In fact, the levels far exceed provincial water standards. The pollution has already reduced the number of fish and aquatic diversity. The road salt is also compromising the wetlands around the bay's north end.
Researchers have found 'startling' levels of E.coli, lead and aluminum in the water.
And it's not just temporary. The road salt leaves a year-round impact. The team has determined that 3,600 tonnes of dissolved salt waste ends up in the lagoon because of creek runoff.
Pickering's city officials say they have been aware of the environmental issue for years. Currently, they're working on improving the water quality, flooding and erosion problems. It has been suggested that road salt be considered a toxic substance. However, it continues to be used because of it's cost efficiency.
Many municipalities are making an effort to reduce their salt use and find cleaner options, but it's still the default option.

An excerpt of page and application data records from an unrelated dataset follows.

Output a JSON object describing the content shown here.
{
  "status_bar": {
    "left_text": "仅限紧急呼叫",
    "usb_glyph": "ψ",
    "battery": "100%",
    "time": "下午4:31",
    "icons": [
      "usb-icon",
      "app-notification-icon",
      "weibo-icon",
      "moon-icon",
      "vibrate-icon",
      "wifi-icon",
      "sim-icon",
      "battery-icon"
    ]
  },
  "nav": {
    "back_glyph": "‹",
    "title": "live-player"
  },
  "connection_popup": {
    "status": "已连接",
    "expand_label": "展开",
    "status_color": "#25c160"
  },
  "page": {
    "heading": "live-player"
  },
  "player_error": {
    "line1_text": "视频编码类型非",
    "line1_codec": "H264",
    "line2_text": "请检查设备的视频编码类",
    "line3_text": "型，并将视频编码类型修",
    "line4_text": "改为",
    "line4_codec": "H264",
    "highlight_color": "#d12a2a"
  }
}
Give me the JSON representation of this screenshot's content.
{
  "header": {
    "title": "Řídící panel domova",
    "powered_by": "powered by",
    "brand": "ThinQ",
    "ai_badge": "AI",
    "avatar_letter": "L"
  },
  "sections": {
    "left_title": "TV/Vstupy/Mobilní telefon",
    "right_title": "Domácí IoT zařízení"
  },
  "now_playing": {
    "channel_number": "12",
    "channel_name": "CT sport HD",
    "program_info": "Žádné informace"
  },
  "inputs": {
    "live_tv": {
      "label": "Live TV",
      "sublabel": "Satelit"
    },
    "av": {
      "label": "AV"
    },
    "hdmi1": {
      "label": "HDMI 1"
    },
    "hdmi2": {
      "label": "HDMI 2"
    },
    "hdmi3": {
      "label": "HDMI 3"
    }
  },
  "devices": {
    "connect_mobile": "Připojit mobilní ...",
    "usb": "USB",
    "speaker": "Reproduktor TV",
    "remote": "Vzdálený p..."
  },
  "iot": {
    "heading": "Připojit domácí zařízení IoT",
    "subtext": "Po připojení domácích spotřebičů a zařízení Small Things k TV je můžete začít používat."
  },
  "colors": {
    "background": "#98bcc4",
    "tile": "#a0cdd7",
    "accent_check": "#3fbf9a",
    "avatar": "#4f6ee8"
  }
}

The bigger issue is that the 'chemically-filled lagoon' is leaking into the larger body of water that makes up our main drinking source.